=== Activity ===
Within the listing, how many lines hold the word "suffix"? Give the number by itself.
(Beginning of Records shown)
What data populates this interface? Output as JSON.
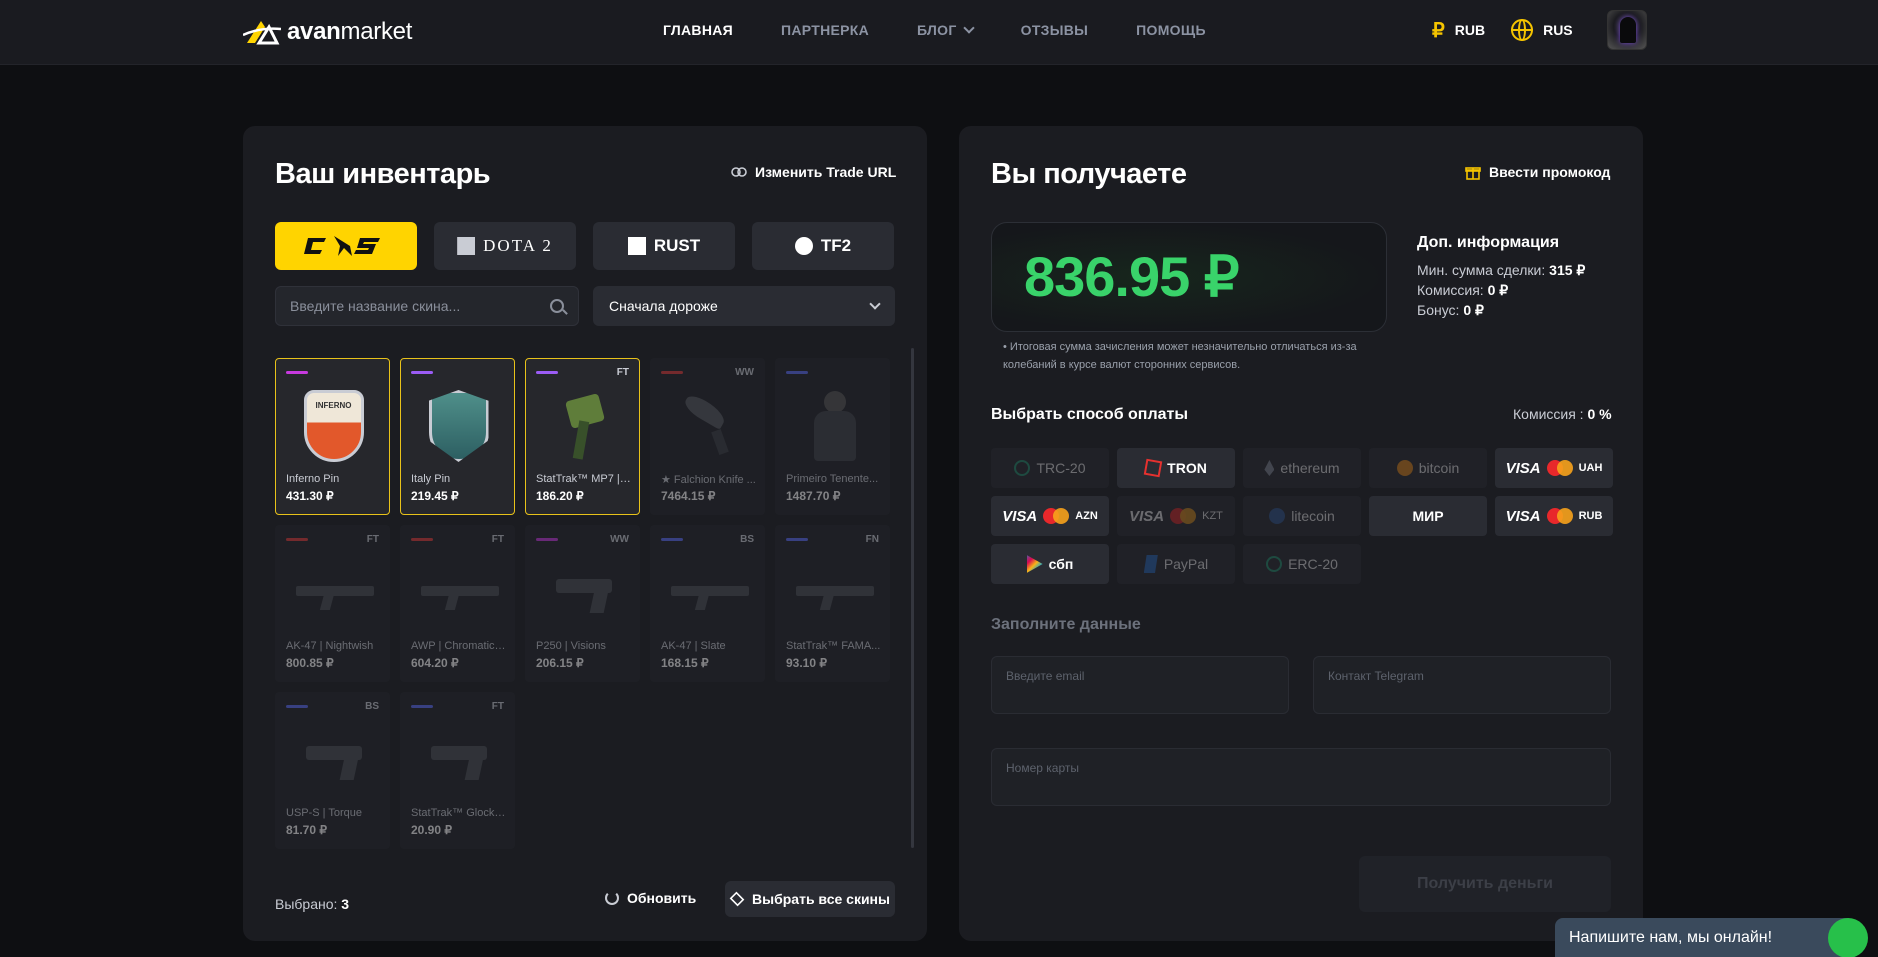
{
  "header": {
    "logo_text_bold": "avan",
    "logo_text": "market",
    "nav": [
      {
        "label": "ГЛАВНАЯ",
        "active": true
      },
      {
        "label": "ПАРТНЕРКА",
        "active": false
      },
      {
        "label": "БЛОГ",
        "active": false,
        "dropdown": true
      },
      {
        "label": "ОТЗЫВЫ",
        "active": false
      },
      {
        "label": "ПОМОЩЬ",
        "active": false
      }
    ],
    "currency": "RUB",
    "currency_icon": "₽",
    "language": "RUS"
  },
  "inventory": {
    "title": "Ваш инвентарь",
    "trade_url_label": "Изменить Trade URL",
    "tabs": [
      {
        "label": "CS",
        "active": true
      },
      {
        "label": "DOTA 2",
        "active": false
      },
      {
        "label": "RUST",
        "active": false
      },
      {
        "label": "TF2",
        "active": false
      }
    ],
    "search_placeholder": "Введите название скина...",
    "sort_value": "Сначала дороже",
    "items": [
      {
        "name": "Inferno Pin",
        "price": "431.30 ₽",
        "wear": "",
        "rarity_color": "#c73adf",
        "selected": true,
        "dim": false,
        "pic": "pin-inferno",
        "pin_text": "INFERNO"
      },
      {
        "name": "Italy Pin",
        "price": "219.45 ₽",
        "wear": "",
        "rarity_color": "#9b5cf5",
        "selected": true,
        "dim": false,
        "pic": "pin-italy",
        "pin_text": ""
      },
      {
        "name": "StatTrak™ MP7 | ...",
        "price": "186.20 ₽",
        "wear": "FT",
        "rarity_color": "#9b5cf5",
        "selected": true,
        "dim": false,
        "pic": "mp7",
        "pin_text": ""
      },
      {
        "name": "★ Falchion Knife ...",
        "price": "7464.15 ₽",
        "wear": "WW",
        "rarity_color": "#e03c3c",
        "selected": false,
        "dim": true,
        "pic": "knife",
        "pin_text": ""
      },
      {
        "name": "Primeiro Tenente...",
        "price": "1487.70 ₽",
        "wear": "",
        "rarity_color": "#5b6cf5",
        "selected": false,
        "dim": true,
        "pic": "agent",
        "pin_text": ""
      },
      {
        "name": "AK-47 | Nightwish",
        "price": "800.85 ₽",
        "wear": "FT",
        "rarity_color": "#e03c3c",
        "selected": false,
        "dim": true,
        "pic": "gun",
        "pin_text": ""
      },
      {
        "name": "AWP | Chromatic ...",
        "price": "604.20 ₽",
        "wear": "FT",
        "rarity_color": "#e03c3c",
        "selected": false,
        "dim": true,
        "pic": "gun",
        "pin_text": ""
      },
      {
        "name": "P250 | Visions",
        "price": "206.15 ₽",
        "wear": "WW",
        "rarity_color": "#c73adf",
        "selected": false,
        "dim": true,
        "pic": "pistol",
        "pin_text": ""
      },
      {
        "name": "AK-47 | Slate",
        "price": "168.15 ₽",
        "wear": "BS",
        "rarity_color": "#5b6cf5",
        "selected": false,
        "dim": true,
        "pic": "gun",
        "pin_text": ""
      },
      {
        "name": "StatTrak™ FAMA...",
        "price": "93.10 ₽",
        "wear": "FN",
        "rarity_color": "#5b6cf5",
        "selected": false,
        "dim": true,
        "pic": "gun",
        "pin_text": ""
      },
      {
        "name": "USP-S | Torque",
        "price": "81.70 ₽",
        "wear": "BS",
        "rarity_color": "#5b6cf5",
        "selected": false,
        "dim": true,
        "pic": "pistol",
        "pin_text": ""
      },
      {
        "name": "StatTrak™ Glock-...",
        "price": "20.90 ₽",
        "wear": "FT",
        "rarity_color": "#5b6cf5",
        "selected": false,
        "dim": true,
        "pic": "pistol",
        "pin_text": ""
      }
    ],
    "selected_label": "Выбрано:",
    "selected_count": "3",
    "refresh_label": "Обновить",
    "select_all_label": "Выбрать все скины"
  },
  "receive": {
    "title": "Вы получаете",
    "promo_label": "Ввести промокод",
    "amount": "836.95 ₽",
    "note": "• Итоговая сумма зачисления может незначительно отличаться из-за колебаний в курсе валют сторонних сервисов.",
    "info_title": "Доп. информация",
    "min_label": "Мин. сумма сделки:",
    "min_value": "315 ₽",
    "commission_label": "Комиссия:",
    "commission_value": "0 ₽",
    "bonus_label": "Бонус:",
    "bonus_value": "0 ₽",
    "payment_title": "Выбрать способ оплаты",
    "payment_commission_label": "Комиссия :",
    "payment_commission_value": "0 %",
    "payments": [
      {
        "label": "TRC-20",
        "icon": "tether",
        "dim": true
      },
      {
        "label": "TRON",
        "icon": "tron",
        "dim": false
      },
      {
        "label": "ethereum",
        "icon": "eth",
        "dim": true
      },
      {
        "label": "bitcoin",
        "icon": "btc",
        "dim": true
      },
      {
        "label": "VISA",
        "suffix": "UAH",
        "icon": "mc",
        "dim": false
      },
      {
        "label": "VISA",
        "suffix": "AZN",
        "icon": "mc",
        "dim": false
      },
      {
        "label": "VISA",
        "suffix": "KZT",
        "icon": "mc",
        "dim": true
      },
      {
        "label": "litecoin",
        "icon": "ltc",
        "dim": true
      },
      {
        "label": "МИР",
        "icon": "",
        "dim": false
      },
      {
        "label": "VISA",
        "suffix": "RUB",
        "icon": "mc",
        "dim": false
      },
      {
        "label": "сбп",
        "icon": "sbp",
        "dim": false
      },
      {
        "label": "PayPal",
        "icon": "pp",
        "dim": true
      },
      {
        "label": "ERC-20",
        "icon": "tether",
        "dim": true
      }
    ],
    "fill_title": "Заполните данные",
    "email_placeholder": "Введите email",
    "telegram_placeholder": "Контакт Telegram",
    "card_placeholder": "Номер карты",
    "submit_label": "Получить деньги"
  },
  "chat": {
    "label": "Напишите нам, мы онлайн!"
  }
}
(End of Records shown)
=== Task response ===
4